Your assignment: Nothing in the records below should be altered in the copy, although the pictures must be left out.

[Page and application data records]

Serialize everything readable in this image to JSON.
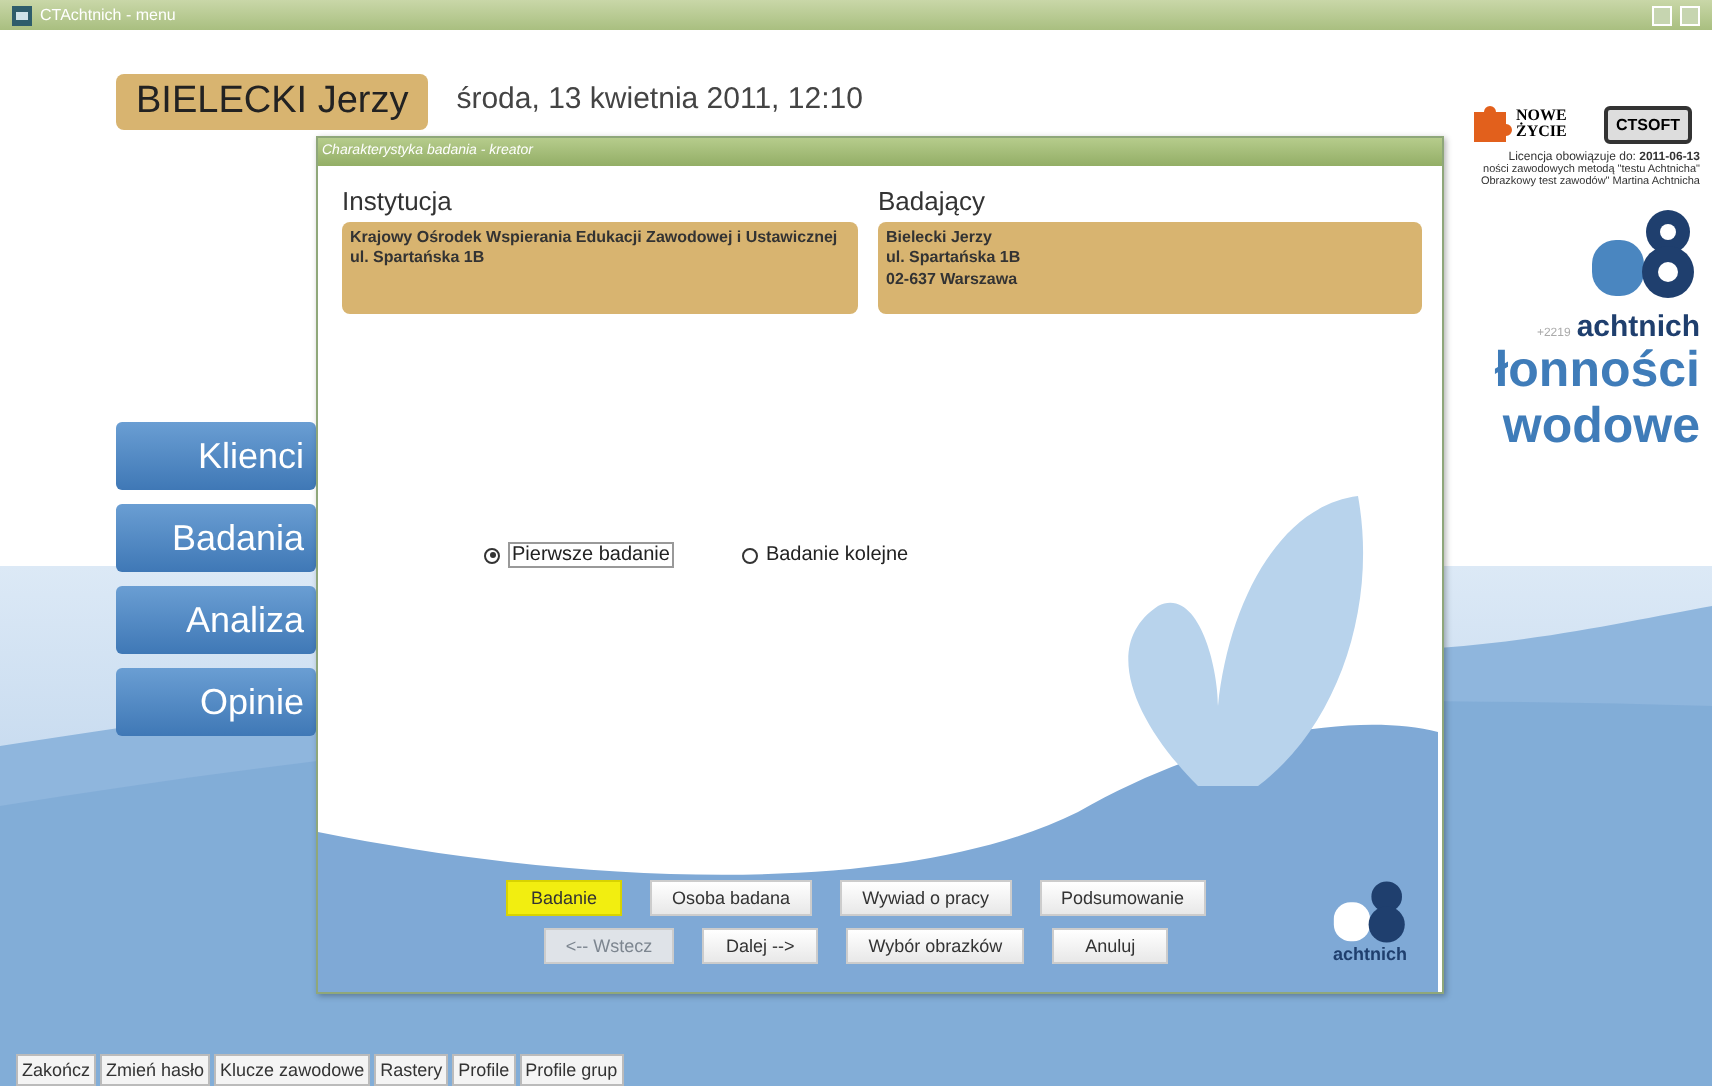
{
  "window": {
    "title": "CTAchtnich - menu"
  },
  "header": {
    "user_name": "BIELECKI Jerzy",
    "date": "środa, 13 kwietnia 2011, 12:10"
  },
  "logos": {
    "partner": "NOWE ŻYCIE",
    "vendor": "CTSOFT",
    "product": "achtnich",
    "version": "+2219"
  },
  "license": {
    "label": "Licencja obowiązuje do:",
    "date": "2011-06-13",
    "lines": [
      "ności zawodowych metodą \"testu Achtnicha\"",
      "Obrazkowy test zawodów\" Martina Achtnicha"
    ]
  },
  "app_title": [
    "łonności",
    "wodowe"
  ],
  "main_menu": [
    {
      "label": "Klienci"
    },
    {
      "label": "Badania"
    },
    {
      "label": "Analiza"
    },
    {
      "label": "Opinie"
    }
  ],
  "dialog": {
    "title": "Charakterystyka badania - kreator",
    "institution": {
      "heading": "Instytucja",
      "lines": [
        "Krajowy Ośrodek Wspierania Edukacji Zawodowej i Ustawicznej",
        "ul. Spartańska 1B"
      ]
    },
    "examiner": {
      "heading": "Badający",
      "lines": [
        "Bielecki Jerzy",
        "ul. Spartańska 1B",
        "02-637 Warszawa"
      ]
    },
    "options": [
      {
        "label": "Pierwsze badanie",
        "selected": true
      },
      {
        "label": "Badanie kolejne",
        "selected": false
      }
    ],
    "steps": [
      {
        "label": "Badanie",
        "selected": true
      },
      {
        "label": "Osoba badana",
        "selected": false
      },
      {
        "label": "Wywiad o pracy",
        "selected": false
      },
      {
        "label": "Podsumowanie",
        "selected": false
      }
    ],
    "actions": [
      {
        "label": "<-- Wstecz",
        "disabled": true
      },
      {
        "label": "Dalej -->",
        "disabled": false
      },
      {
        "label": "Wybór obrazków",
        "disabled": false
      },
      {
        "label": "Anuluj",
        "disabled": false
      }
    ],
    "logo": "achtnich"
  },
  "bottom_toolbar": [
    "Zakończ",
    "Zmień hasło",
    "Klucze zawodowe",
    "Rastery",
    "Profile",
    "Profile grup"
  ]
}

Result below:
Serialize everything readable in this image to JSON.
{
  "window": {
    "title": "CTAchtnich - menu"
  },
  "header": {
    "user_name": "BIELECKI Jerzy",
    "date": "środa, 13 kwietnia 2011, 12:10"
  },
  "logos": {
    "partner": "NOWE ŻYCIE",
    "vendor": "CTSOFT",
    "product": "achtnich",
    "version": "+2219"
  },
  "license": {
    "label": "Licencja obowiązuje do:",
    "date": "2011-06-13",
    "lines": [
      "ności zawodowych metodą \"testu Achtnicha\"",
      "Obrazkowy test zawodów\" Martina Achtnicha"
    ]
  },
  "app_title": [
    "łonności",
    "wodowe"
  ],
  "main_menu": [
    {
      "label": "Klienci"
    },
    {
      "label": "Badania"
    },
    {
      "label": "Analiza"
    },
    {
      "label": "Opinie"
    }
  ],
  "dialog": {
    "title": "Charakterystyka badania - kreator",
    "institution": {
      "heading": "Instytucja",
      "lines": [
        "Krajowy Ośrodek Wspierania Edukacji Zawodowej i Ustawicznej",
        "ul. Spartańska 1B"
      ]
    },
    "examiner": {
      "heading": "Badający",
      "lines": [
        "Bielecki Jerzy",
        "ul. Spartańska 1B",
        "02-637 Warszawa"
      ]
    },
    "options": [
      {
        "label": "Pierwsze badanie",
        "selected": true
      },
      {
        "label": "Badanie kolejne",
        "selected": false
      }
    ],
    "steps": [
      {
        "label": "Badanie",
        "selected": true
      },
      {
        "label": "Osoba badana",
        "selected": false
      },
      {
        "label": "Wywiad o pracy",
        "selected": false
      },
      {
        "label": "Podsumowanie",
        "selected": false
      }
    ],
    "actions": [
      {
        "label": "<-- Wstecz",
        "disabled": true
      },
      {
        "label": "Dalej -->",
        "disabled": false
      },
      {
        "label": "Wybór obrazków",
        "disabled": false
      },
      {
        "label": "Anuluj",
        "disabled": false
      }
    ],
    "logo": "achtnich"
  },
  "bottom_toolbar": [
    "Zakończ",
    "Zmień hasło",
    "Klucze zawodowe",
    "Rastery",
    "Profile",
    "Profile grup"
  ]
}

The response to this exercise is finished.